St Mary’s CE Primary School in Newchurch-in-Pendle was inspected in mid-September and three of the five main areas of inspection, its effectiveness of leadership and management, its personal development, behaviour and welfare, and early years provision, were all deemed inadequate.

Quality of teaching, learning and assessment and outcomes for pupils were found to require improvement.

Headteacher Pauline Nightingale has said the school in Spenbrook Road, which has 50 pupils, accepts the inspection and is committed to improving.

Lead inspector Tim Vaughan stated in the report that “safeguarding is ineffective because leaders and governors do not understand national requirements for keeping pupils safe”.

He said: “These weaknesses compromise the quality of school leadership, pupils’ welfare and the early years at the school.

“Leaders and governors do not know that the school’s child protection policy is out of date or what changes are required. They have not spotted gaps in the information recorded by the school about the suitability of staff to work with pupils.”

Governors were found to “do too little to challenge the school” and “do not meet their legal responsibility to check arrangements made by leaders to filter and monitor pupils’ access to the internet”.

Progress in maths at key stage 1 and reading at key stage 2 is not “consistently good”, the quality of teaching and pupils’ progress in geography was viewed as “poor”.

The report added: “Teaching requires improvement. Targets set for teachers are not challenging enough to drive standards to the highest possible level.

“In the early years and key stage 1 there are weaknesses in staff’s knowledge of mathematics and in how to stretch the learning of the most able pupils.”

However, the school was praised for its strengths too, notably Mrs Nightingale, who has been in position as headteacher since September having spent a year as acting headteacher.

The report said: “Due to the leadership of the new headteacher, pupils in key stages 1 and 2 have made better progress in their writing, reading and mathematics over the past year.

“Pupils who have special educational needs and/or disabilities progress well.

“The work of the school strongly promotes pupils’ spiritual and moral education. Pupils are given many opportunities to think and reflect about their own faith and how this shapes their daily lives.”

Mrs Nightingale said: “Whilst we are disappointed with the outcome, we accept the findings of the inspector and have already put actions in place to address the issues identified. We are underway with these and making great progress.

“As the inspector recognised, this is a small school which has been through a period of transition, including my appointment as its new headteacher. We are committed to improving leadership and management of the school and are putting focussed plans in place to ensure that we improve.

“We are already working with the county council’s advisers to develop a long-term improvement action plan with clear timescales.

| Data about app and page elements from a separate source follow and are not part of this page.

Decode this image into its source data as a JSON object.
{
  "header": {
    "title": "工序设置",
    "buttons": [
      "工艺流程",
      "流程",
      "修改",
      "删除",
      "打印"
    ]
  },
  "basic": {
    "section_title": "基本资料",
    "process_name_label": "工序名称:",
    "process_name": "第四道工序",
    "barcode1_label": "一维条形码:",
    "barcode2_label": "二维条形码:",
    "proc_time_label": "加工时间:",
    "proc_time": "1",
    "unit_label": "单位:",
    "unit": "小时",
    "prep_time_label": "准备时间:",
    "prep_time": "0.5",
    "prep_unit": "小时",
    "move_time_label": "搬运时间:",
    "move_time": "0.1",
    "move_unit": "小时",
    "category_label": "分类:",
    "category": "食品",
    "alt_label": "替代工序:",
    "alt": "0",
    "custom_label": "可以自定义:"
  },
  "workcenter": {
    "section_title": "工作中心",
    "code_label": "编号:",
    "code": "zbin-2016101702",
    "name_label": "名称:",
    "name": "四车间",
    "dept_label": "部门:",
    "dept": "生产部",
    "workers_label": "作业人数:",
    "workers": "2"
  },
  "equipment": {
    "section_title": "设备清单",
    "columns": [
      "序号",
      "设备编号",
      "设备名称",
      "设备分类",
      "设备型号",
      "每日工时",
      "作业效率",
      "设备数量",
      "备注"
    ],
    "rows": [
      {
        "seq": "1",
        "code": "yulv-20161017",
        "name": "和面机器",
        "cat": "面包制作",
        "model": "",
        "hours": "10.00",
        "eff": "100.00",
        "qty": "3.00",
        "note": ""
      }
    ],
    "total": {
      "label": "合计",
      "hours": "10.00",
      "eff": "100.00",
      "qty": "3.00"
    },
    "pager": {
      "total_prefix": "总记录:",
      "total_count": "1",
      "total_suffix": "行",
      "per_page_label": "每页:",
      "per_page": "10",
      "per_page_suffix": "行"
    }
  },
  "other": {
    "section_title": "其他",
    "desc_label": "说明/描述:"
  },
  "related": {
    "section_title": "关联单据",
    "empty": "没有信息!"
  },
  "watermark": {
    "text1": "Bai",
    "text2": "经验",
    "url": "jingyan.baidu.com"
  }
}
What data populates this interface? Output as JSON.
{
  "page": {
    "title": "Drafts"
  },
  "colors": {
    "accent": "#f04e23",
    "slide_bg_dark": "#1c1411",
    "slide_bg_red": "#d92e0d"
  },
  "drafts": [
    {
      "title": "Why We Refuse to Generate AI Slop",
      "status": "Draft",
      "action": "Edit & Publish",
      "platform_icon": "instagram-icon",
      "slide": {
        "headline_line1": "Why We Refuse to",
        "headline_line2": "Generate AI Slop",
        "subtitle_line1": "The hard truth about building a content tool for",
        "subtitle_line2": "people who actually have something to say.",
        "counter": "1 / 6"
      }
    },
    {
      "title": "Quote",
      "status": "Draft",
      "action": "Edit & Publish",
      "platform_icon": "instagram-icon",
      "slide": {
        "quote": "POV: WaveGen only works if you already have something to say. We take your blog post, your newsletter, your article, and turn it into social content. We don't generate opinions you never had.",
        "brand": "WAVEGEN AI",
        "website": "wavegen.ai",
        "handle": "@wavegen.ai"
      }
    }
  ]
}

This will help us to ensure that we raise attainment, through increased monitoring of both teaching and pupils’ work.

“The inspector acknowledged some of our improvement so far, in particular the good progress that has been made by pupils already in Key Stage 1 and 2 in reading, writing and mathematics.

“We were pleased that the inspector found many other areas to praise at our school, especially the progress of pupils with special educational needs and disabilities, and the effectiveness of the targeted additional support they receive.

“The balanced range of extra-curricular activities that our pupils experience, notably in sport, that enhance their confidence and wider skills was also complimented.

“Pupils respect each other and their behaviour is good. As well as respecting each other, the inspectors found that pupils also respect their classrooms and play areas, and are happy, friendly and caring in school.

“They are encouraged to be sociable and to develop their understanding of right and wrong. Class discussions and assemblies teach them respect of people and cultures.

“We are determined to build on our many strengths, to tackle those areas which need improvement and ensure that our children receive the quality of education that they deserve.”